[Records to use — start]
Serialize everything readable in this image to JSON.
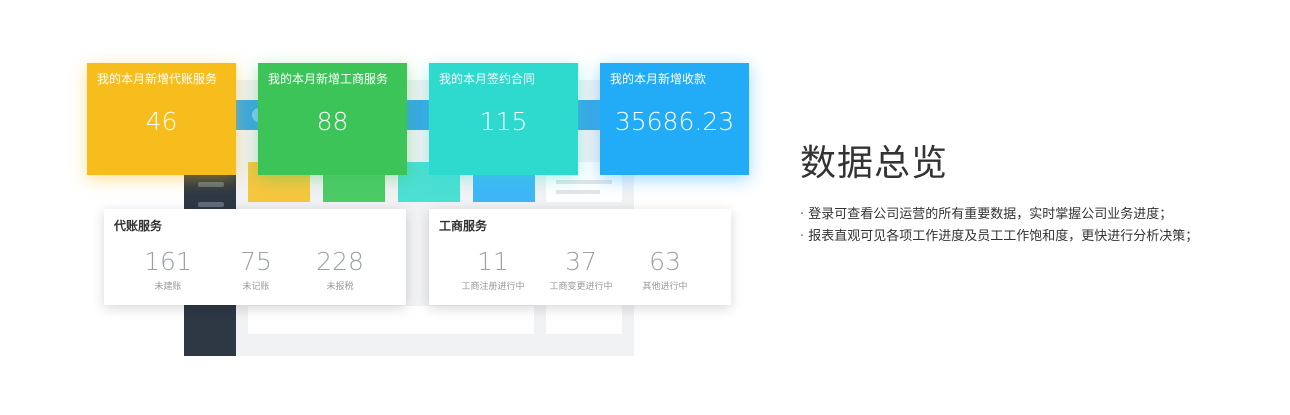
{
  "tiles": [
    {
      "label": "我的本月新增代账服务",
      "value": "46"
    },
    {
      "label": "我的本月新增工商服务",
      "value": "88"
    },
    {
      "label": "我的本月签约合同",
      "value": "115"
    },
    {
      "label": "我的本月新增收款",
      "value": "35686.23"
    }
  ],
  "accounting_card": {
    "title": "代账服务",
    "stats": [
      {
        "value": "161",
        "label": "未建账"
      },
      {
        "value": "75",
        "label": "未记账"
      },
      {
        "value": "228",
        "label": "未报税"
      }
    ]
  },
  "business_card": {
    "title": "工商服务",
    "stats": [
      {
        "value": "11",
        "label": "工商注册进行中"
      },
      {
        "value": "37",
        "label": "工商变更进行中"
      },
      {
        "value": "63",
        "label": "其他进行中"
      }
    ]
  },
  "feature": {
    "headline": "数据总览",
    "bullets": [
      "登录可查看公司运营的所有重要数据，实时掌握公司业务进度；",
      "报表直观可见各项工作进度及员工工作饱和度，更快进行分析决策；"
    ]
  },
  "colors": {
    "tile_yellow": "#f7bd1d",
    "tile_green": "#3cc458",
    "tile_teal": "#2ed9cd",
    "tile_blue": "#22acf7"
  }
}
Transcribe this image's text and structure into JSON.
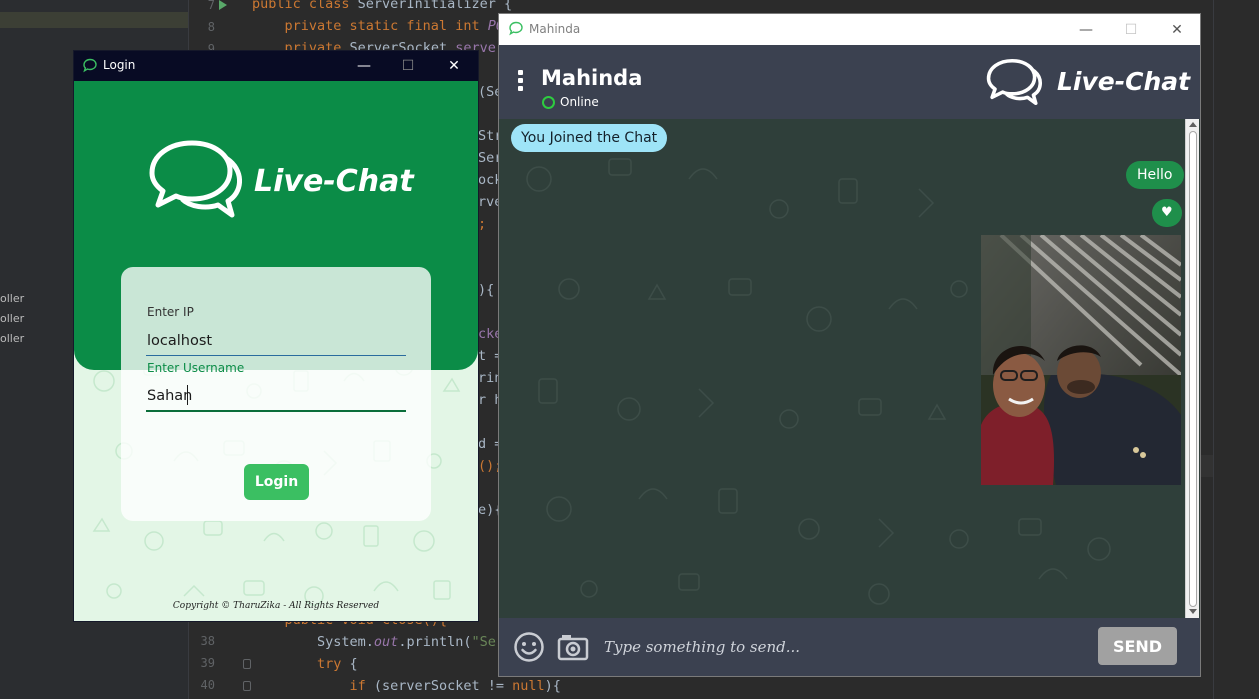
{
  "ide": {
    "line_numbers": [
      "7",
      "8",
      "9",
      "38",
      "39",
      "40"
    ],
    "side_items": [
      "oller",
      "oller",
      "oller"
    ],
    "code_lines": [
      {
        "segs": [
          {
            "t": "public class ",
            "c": "kw"
          },
          {
            "t": "ServerInitializer {",
            "c": ""
          }
        ]
      },
      {
        "segs": [
          {
            "t": "    private static final int ",
            "c": "kw"
          },
          {
            "t": "PO",
            "c": "it"
          }
        ]
      },
      {
        "segs": [
          {
            "t": "    private ",
            "c": "kw"
          },
          {
            "t": "ServerSocket ",
            "c": ""
          },
          {
            "t": "server",
            "c": "fld"
          }
        ]
      },
      {
        "segs": [
          {
            "t": "(Se",
            "c": ""
          }
        ]
      },
      {
        "segs": [
          {
            "t": "Str",
            "c": ""
          }
        ]
      },
      {
        "segs": [
          {
            "t": "Ser",
            "c": ""
          }
        ]
      },
      {
        "segs": [
          {
            "t": "ock",
            "c": ""
          }
        ]
      },
      {
        "segs": [
          {
            "t": "rve",
            "c": ""
          }
        ]
      },
      {
        "segs": [
          {
            "t": ";",
            "c": "kw"
          }
        ]
      },
      {
        "segs": [
          {
            "t": "){",
            "c": ""
          }
        ]
      },
      {
        "segs": [
          {
            "t": "cke",
            "c": "fld"
          }
        ]
      },
      {
        "segs": [
          {
            "t": "t =",
            "c": ""
          }
        ]
      },
      {
        "segs": [
          {
            "t": "rin",
            "c": ""
          }
        ]
      },
      {
        "segs": [
          {
            "t": "r h",
            "c": ""
          }
        ]
      },
      {
        "segs": [
          {
            "t": "d =",
            "c": ""
          }
        ]
      },
      {
        "segs": [
          {
            "t": "();",
            "c": "kw"
          }
        ]
      },
      {
        "segs": [
          {
            "t": "e){",
            "c": ""
          }
        ]
      },
      {
        "segs": [
          {
            "t": "    public void close(){",
            "c": "kw"
          }
        ]
      },
      {
        "segs": [
          {
            "t": "        System.",
            "c": ""
          },
          {
            "t": "out",
            "c": "it"
          },
          {
            "t": ".println(",
            "c": ""
          },
          {
            "t": "\"Ser",
            "c": "str"
          }
        ]
      },
      {
        "segs": [
          {
            "t": "        try ",
            "c": "kw"
          },
          {
            "t": "{",
            "c": ""
          }
        ]
      },
      {
        "segs": [
          {
            "t": "            if ",
            "c": "kw"
          },
          {
            "t": "(serverSocket != ",
            "c": ""
          },
          {
            "t": "null",
            "c": "kw"
          },
          {
            "t": "){",
            "c": ""
          }
        ]
      }
    ]
  },
  "login_window": {
    "title": "Login",
    "brand": "Live-Chat",
    "ip_label": "Enter IP",
    "ip_value": "localhost",
    "username_label": "Enter Username",
    "username_value": "Sahan",
    "login_button": "Login",
    "copyright": "Copyright © TharuZika - All Rights Reserved",
    "controls": {
      "minimize": "—",
      "maximize": "☐",
      "close": "✕"
    }
  },
  "chat_window": {
    "title": "Mahinda",
    "contact_name": "Mahinda",
    "status": "Online",
    "brand": "Live-Chat",
    "messages": {
      "system": "You Joined the Chat",
      "hello": "Hello",
      "heart": "♥"
    },
    "input_placeholder": "Type something to send...",
    "send_button": "SEND",
    "controls": {
      "minimize": "—",
      "maximize": "☐",
      "close": "✕"
    }
  },
  "colors": {
    "login_green": "#0b8c47",
    "chat_header": "#3b4150",
    "chat_bg": "#2f3f3a",
    "system_bubble": "#9ee4f7",
    "outgoing_bubble": "#1f8f4b",
    "login_button": "#3bbf62",
    "online": "#2ecc40"
  }
}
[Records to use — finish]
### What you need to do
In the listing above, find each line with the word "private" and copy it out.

### Completed task
            "t": "    private static final int ",
            "t": "    private ",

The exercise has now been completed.